WHAT NEEDS TO BE DONE: Each entry must be restated exactly as it appears.

(Records from a collection)
[Start of Attachment]

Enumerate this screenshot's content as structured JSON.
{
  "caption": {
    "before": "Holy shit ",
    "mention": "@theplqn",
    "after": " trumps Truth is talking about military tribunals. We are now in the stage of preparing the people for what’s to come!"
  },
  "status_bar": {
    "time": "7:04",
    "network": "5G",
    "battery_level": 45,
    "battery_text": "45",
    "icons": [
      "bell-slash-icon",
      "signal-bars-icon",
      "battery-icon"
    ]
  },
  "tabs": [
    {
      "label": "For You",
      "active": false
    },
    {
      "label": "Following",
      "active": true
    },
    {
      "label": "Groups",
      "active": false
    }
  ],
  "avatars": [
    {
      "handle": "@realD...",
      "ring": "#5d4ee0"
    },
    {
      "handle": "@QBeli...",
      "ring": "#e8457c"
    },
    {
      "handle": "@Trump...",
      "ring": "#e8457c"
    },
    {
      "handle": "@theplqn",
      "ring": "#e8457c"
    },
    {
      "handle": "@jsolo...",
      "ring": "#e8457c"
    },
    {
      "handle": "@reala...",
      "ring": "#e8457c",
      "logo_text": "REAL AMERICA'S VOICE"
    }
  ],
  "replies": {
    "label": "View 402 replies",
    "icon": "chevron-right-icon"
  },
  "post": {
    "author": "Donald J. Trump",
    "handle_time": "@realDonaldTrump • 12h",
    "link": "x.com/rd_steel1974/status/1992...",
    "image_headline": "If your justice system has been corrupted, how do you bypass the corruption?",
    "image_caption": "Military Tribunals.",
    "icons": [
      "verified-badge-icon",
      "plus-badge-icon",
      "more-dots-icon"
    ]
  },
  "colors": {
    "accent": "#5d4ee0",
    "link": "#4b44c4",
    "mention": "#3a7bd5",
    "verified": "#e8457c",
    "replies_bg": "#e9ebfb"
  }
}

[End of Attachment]

PROBLEM SOLUTION:
Enumerate this screenshot's content as structured JSON.
{
  "caption": {
    "before": "Holy shit ",
    "mention": "@theplqn",
    "after": " trumps Truth is talking about military tribunals. We are now in the stage of preparing the people for what’s to come!"
  },
  "status_bar": {
    "time": "7:04",
    "network": "5G",
    "battery_level": 45,
    "battery_text": "45",
    "icons": [
      "bell-slash-icon",
      "signal-bars-icon",
      "battery-icon"
    ]
  },
  "tabs": [
    {
      "label": "For You",
      "active": false
    },
    {
      "label": "Following",
      "active": true
    },
    {
      "label": "Groups",
      "active": false
    }
  ],
  "avatars": [
    {
      "handle": "@realD...",
      "ring": "#5d4ee0"
    },
    {
      "handle": "@QBeli...",
      "ring": "#e8457c"
    },
    {
      "handle": "@Trump...",
      "ring": "#e8457c"
    },
    {
      "handle": "@theplqn",
      "ring": "#e8457c"
    },
    {
      "handle": "@jsolo...",
      "ring": "#e8457c"
    },
    {
      "handle": "@reala...",
      "ring": "#e8457c",
      "logo_text": "REAL AMERICA'S VOICE"
    }
  ],
  "replies": {
    "label": "View 402 replies",
    "icon": "chevron-right-icon"
  },
  "post": {
    "author": "Donald J. Trump",
    "handle_time": "@realDonaldTrump • 12h",
    "link": "x.com/rd_steel1974/status/1992...",
    "image_headline": "If your justice system has been corrupted, how do you bypass the corruption?",
    "image_caption": "Military Tribunals.",
    "icons": [
      "verified-badge-icon",
      "plus-badge-icon",
      "more-dots-icon"
    ]
  },
  "colors": {
    "accent": "#5d4ee0",
    "link": "#4b44c4",
    "mention": "#3a7bd5",
    "verified": "#e8457c",
    "replies_bg": "#e9ebfb"
  }
}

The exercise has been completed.